◆ YOUR TASK
Within the listing, each line that has the string "icon" should be copied.

** MATERIAL TO PROCESS follows **

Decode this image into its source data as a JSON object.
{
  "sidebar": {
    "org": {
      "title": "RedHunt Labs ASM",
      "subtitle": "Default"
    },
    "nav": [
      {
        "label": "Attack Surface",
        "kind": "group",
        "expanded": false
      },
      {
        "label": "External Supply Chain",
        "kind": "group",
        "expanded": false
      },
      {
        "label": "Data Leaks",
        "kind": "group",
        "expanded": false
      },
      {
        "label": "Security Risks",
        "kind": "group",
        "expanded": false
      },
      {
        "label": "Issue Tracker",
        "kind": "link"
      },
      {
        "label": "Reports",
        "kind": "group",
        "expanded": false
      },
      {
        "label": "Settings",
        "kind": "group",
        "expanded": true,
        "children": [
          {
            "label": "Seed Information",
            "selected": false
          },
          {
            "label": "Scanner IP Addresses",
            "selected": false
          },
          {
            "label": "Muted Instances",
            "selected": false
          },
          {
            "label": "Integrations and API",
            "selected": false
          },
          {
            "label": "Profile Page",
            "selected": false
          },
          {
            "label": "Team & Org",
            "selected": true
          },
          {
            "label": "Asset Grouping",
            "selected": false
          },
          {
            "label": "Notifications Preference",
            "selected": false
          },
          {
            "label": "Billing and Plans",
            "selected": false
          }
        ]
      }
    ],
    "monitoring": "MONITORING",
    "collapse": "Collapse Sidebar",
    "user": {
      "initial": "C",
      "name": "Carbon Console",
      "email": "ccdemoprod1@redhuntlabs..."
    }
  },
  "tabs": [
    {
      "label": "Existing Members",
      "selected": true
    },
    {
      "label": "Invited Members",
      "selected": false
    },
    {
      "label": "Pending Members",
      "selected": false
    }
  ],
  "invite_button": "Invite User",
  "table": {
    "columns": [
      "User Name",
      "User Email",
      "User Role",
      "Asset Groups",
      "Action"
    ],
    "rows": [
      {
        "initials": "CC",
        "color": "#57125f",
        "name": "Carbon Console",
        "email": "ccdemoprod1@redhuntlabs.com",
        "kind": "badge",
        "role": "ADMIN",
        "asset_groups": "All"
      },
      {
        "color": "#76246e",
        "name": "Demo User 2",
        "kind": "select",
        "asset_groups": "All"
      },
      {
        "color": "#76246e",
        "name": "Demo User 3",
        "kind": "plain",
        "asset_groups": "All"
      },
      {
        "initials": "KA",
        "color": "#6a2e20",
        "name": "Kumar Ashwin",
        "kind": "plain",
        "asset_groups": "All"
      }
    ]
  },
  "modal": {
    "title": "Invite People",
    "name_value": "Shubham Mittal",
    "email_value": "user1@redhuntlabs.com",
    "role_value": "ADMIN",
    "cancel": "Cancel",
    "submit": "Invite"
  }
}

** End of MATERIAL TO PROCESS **
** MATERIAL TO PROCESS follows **

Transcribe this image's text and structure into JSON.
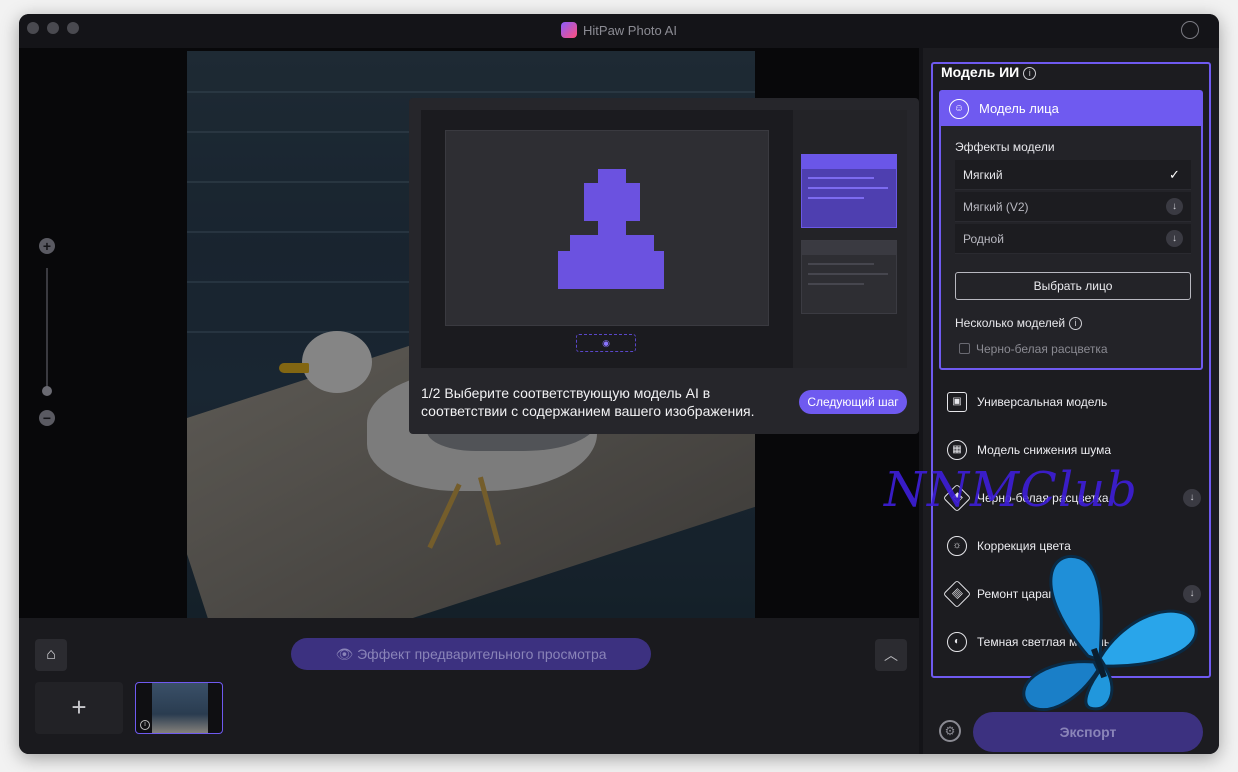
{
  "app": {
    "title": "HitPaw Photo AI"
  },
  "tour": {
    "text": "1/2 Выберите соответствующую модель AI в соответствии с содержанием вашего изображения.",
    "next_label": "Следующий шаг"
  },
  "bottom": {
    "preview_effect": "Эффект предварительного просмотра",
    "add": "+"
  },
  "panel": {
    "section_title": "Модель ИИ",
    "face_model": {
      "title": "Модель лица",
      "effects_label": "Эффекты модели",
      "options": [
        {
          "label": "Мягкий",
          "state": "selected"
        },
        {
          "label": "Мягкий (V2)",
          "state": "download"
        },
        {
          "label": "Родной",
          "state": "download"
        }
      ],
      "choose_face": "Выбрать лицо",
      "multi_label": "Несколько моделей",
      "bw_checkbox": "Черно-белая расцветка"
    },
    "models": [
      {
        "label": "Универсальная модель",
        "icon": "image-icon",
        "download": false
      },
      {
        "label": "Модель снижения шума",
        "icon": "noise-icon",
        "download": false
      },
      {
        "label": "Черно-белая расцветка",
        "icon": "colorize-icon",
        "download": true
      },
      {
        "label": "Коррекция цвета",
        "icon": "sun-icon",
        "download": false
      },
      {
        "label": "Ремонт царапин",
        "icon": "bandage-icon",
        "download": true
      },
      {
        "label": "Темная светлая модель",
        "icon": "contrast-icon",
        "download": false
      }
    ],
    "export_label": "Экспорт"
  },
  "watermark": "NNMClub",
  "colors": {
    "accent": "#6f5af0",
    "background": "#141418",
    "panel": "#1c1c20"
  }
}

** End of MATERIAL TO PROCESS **
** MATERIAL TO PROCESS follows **

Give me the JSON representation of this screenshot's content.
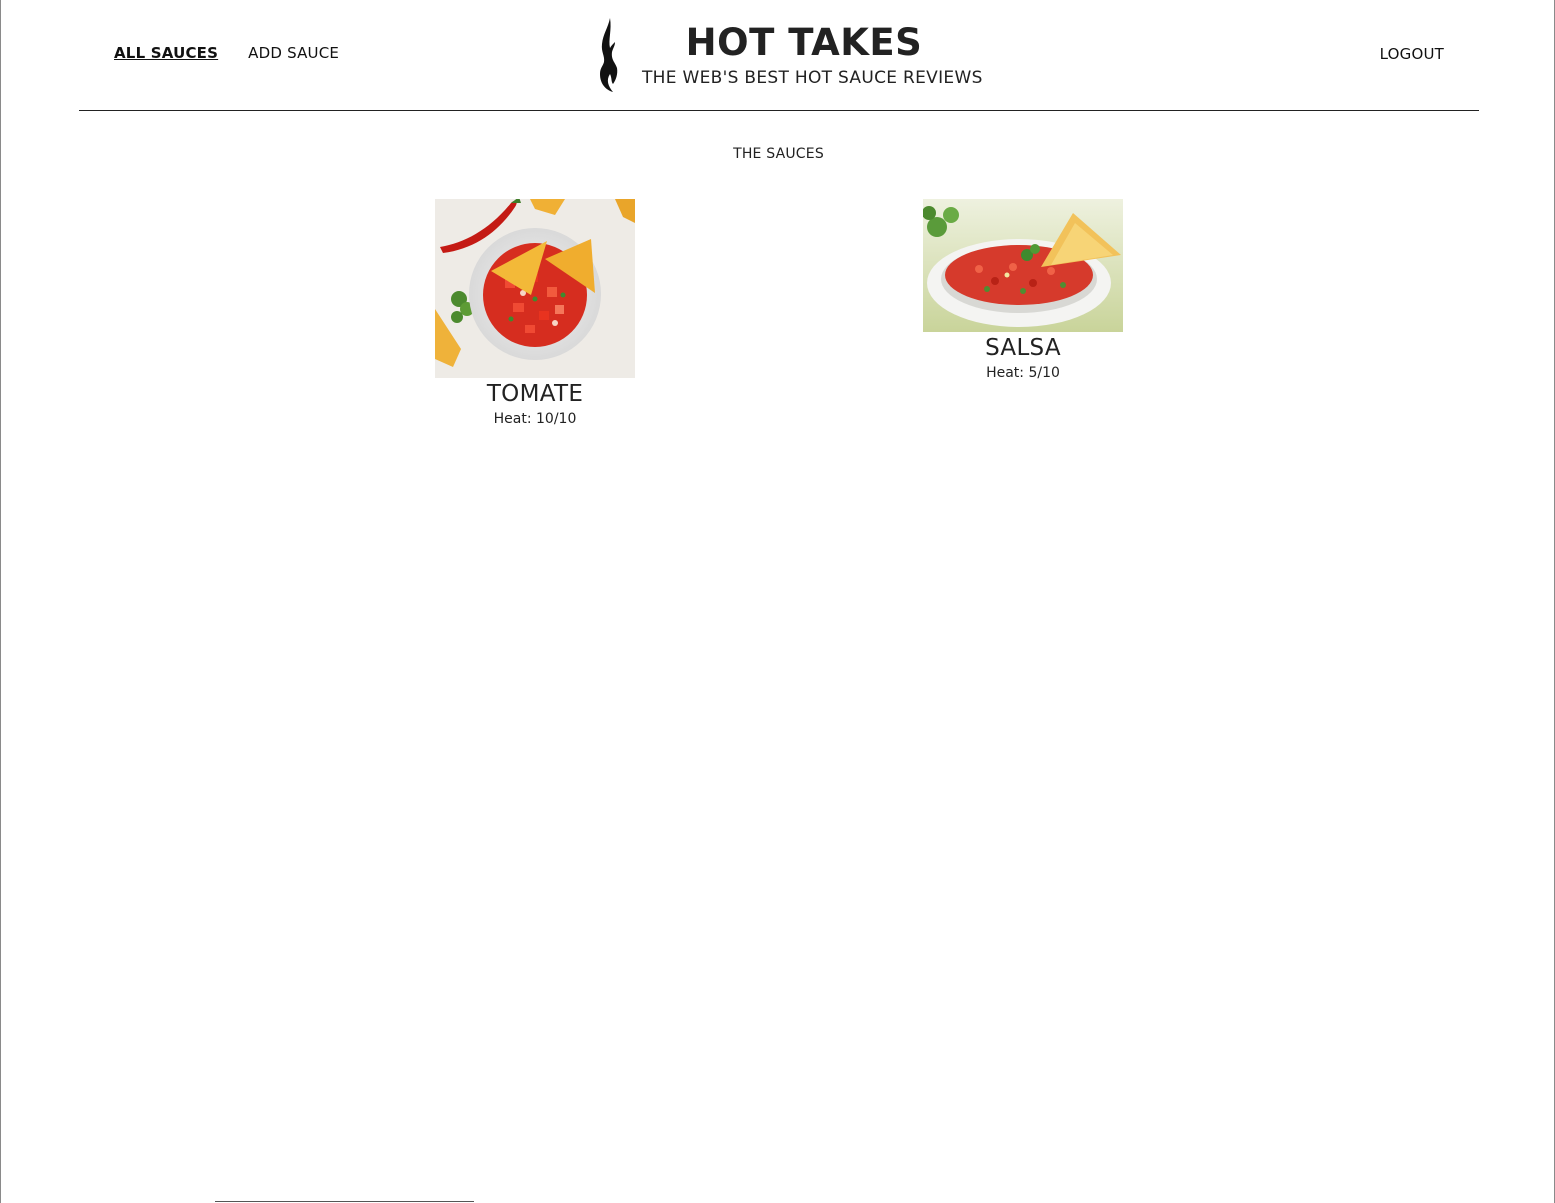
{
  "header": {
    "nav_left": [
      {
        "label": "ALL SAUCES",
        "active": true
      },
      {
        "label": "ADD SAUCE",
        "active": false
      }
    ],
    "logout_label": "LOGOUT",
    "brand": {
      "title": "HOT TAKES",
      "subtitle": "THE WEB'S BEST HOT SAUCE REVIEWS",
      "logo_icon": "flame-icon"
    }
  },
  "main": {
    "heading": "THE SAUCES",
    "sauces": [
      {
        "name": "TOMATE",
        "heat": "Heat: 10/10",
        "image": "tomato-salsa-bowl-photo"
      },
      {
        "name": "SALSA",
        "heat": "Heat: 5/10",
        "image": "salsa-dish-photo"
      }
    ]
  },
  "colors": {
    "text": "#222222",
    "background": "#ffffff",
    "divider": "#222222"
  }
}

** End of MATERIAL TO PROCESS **

◆ RESPONSE TO THE EXERCISE
        "icon": "image-icon",
        "icon": "noise-icon",
        "icon": "colorize-icon",
        "icon": "sun-icon",
        "icon": "bandage-icon",
        "icon": "contrast-icon",
      "logo_icon": "flame-icon"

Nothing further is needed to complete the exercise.